These Rosicrucians and the writers of the manifestos (the Lutheran pastor Johann Valentin von Andreae foremost among them) were not the philosophical oddities that what E.P. Thompson has called “the enormous condescension of posterity” has branded them. Instead, I think they could best be described as a kind of traditionalist, or, better, as adherents of a Radical Orthodoxy avant le lettre. That is, they rejected Cartesian dualism and the scientific materialism that arose from it.

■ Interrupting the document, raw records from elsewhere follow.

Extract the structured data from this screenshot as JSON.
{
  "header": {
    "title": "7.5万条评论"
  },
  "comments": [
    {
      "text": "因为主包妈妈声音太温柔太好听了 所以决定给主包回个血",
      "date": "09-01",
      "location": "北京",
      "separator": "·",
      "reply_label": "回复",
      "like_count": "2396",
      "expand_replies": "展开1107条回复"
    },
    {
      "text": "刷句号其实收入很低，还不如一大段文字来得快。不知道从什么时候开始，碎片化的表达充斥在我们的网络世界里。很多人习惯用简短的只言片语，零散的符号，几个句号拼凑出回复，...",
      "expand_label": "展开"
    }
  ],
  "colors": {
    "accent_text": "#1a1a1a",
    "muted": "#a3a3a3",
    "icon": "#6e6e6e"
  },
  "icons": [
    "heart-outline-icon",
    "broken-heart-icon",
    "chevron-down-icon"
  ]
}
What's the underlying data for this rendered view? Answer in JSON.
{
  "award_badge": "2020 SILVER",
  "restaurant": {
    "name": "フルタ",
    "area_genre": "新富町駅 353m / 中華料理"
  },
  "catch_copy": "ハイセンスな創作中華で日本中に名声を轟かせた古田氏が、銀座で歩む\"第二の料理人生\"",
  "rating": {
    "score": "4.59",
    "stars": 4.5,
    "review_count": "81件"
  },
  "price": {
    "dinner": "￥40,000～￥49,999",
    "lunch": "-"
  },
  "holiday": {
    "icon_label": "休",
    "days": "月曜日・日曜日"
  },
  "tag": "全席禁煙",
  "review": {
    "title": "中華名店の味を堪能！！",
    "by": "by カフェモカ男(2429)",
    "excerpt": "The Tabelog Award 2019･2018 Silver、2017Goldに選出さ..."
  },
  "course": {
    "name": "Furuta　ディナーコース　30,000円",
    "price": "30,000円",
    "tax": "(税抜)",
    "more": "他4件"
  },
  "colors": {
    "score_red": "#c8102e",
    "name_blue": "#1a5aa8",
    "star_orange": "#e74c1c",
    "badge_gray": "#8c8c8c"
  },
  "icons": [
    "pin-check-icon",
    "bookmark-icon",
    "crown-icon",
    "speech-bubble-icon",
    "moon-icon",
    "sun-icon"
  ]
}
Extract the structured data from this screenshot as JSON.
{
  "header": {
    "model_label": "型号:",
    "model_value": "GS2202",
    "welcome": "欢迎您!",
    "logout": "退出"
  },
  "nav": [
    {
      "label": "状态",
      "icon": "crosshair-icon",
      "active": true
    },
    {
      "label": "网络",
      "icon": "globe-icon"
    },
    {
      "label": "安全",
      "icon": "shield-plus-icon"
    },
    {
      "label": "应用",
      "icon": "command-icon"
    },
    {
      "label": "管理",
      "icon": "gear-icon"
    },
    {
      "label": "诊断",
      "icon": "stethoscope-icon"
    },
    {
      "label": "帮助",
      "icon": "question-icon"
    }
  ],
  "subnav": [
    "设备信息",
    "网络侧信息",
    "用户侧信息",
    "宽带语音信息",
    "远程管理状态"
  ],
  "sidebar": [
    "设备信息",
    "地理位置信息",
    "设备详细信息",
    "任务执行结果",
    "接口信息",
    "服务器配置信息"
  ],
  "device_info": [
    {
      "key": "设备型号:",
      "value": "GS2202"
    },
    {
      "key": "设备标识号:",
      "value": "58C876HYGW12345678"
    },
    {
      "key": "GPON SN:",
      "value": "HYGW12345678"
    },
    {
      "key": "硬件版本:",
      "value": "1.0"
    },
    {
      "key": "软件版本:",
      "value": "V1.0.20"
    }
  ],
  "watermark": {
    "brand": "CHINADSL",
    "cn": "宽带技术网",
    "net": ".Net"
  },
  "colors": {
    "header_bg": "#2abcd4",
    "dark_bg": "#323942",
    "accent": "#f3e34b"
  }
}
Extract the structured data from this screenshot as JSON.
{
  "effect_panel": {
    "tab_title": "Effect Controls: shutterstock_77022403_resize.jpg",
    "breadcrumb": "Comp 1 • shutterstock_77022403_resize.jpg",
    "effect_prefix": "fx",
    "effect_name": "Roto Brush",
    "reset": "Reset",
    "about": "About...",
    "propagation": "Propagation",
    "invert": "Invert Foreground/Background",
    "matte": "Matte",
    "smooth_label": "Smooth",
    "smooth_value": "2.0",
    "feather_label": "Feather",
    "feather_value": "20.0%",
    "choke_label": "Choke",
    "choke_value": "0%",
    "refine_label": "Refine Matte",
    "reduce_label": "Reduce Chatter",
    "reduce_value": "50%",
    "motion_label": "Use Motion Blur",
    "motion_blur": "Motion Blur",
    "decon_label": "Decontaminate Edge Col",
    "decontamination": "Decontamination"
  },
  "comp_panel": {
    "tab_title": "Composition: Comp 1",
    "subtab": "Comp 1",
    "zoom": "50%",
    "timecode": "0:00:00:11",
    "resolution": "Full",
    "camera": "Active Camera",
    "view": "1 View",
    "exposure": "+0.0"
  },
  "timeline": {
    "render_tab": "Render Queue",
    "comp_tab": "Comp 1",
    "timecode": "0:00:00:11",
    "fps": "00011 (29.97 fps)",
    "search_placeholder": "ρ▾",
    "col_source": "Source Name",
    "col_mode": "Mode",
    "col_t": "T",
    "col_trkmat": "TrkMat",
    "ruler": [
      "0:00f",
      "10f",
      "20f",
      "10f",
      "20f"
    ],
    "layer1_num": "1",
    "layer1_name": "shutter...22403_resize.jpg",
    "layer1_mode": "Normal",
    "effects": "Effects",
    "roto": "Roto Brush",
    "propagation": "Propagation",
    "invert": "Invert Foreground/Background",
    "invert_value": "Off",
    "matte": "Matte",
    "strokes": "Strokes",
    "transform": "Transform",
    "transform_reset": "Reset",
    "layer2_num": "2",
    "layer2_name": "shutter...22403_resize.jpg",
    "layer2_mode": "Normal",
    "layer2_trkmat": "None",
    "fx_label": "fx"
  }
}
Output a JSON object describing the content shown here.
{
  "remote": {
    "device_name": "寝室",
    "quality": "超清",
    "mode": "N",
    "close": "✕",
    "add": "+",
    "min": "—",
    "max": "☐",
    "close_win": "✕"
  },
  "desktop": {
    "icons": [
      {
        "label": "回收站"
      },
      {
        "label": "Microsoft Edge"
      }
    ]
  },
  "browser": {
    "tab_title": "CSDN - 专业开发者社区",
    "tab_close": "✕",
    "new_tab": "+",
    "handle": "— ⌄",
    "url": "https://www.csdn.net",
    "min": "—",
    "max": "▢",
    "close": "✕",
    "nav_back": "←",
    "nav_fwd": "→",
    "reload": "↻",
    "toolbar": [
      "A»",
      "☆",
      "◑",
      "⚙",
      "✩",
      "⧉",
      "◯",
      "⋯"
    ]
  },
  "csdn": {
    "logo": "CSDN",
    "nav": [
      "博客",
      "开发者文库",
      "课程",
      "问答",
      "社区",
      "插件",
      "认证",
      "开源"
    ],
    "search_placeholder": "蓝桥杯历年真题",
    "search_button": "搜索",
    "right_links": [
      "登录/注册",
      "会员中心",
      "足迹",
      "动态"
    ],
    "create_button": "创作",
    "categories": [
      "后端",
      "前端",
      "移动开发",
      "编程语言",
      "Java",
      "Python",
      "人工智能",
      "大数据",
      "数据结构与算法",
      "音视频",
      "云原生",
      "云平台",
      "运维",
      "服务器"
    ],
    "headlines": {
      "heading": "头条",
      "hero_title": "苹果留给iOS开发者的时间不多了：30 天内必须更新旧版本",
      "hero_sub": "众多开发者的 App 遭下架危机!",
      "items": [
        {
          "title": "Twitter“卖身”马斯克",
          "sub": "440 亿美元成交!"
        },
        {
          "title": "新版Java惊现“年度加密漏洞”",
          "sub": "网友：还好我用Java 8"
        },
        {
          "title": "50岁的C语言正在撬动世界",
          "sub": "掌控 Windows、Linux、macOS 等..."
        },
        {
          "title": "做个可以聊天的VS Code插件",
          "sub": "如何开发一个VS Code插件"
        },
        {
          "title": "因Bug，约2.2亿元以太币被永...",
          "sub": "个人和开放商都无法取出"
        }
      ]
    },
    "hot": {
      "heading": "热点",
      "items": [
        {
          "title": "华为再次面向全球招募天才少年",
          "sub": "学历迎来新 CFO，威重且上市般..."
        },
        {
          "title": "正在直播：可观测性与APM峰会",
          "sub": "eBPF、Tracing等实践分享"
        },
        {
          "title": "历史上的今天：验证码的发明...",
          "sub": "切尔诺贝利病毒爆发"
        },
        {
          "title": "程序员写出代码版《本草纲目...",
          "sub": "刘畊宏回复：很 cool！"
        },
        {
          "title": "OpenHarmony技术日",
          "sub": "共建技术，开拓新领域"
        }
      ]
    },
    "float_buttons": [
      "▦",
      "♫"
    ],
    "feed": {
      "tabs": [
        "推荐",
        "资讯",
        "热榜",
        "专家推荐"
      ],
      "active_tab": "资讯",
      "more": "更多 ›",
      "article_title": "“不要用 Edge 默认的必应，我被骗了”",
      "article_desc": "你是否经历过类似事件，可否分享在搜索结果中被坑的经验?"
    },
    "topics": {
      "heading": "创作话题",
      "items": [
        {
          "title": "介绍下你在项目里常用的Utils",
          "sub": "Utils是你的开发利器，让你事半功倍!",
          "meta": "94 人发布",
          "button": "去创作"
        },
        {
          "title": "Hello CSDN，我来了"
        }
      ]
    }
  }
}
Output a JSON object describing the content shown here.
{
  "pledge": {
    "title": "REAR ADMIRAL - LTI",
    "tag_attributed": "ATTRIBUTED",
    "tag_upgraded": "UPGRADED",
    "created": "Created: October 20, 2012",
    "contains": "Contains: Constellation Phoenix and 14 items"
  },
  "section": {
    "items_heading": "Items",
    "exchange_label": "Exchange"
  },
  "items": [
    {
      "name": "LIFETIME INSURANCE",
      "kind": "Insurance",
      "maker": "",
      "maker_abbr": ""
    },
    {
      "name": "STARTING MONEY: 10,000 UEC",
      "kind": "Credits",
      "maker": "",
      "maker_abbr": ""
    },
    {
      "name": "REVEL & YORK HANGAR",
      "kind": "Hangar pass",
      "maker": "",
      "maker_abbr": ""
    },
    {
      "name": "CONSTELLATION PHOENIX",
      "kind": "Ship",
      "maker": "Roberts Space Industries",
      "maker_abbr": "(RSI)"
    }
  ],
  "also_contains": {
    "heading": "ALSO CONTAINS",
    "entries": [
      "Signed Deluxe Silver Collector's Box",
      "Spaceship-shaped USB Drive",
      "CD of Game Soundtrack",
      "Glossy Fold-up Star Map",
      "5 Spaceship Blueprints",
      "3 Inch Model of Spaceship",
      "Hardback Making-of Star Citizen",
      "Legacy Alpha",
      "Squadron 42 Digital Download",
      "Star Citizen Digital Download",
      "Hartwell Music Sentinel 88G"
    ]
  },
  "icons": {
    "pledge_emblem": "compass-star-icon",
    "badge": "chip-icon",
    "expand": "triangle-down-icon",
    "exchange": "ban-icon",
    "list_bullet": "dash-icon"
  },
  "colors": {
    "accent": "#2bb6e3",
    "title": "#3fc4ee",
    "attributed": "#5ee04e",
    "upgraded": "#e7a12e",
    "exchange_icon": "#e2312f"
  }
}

Then it all clicked. This is also the core of Steiner’s Rosicrucianism, as it is at the center of Valentin Tomberg’s Christian Hermeticism. They, like their antecedents, held that the world of the spirit can never be absent from the world of matter; in fact, they are not separate worlds, but the same world, though it ranges from the most subtle to the most substantial. They likewise held, with Goethe, that the reunification of art, science, and religion is crucial to a worldview that accurately reflects Reality. It is also what Henri de Lubac argues in Surnaturel (1946), and what a sophianic encounter with the world discloses. The Scientific Revolution and Enlightenment, that is, got everything exactly wrong.
I guess that makes me a Rosicrucian.
So this Rosicrucian journey led me by a long and circuitous route to publishing a new edition of The Chymical Wedding of Christian Rosenkreutz. It never would have occurred to me to undertake this project, but a few years ago, a good friend of mine, Don Nagy (who contributed a superb article on Percy Bysshe Shelley as Orphic poet in the latest volume of Jesus the Imagination) told me he’d like to see what I would have to say about the text—but I had no idea it would turn into an entire book! Oddly enough, I met Don in graduate school in a course on 17th century literature, so maybe the 17th century has been speaking to me for a long, long time.
But that’s how it is with the Brotherhood.
Michael's latest book is Transfiguration: Notes toward a Radical Catholic Reimagination of Everything. He can be reached at firstname.lastname@example.org See also The Center for Sophiological Studies' available courses.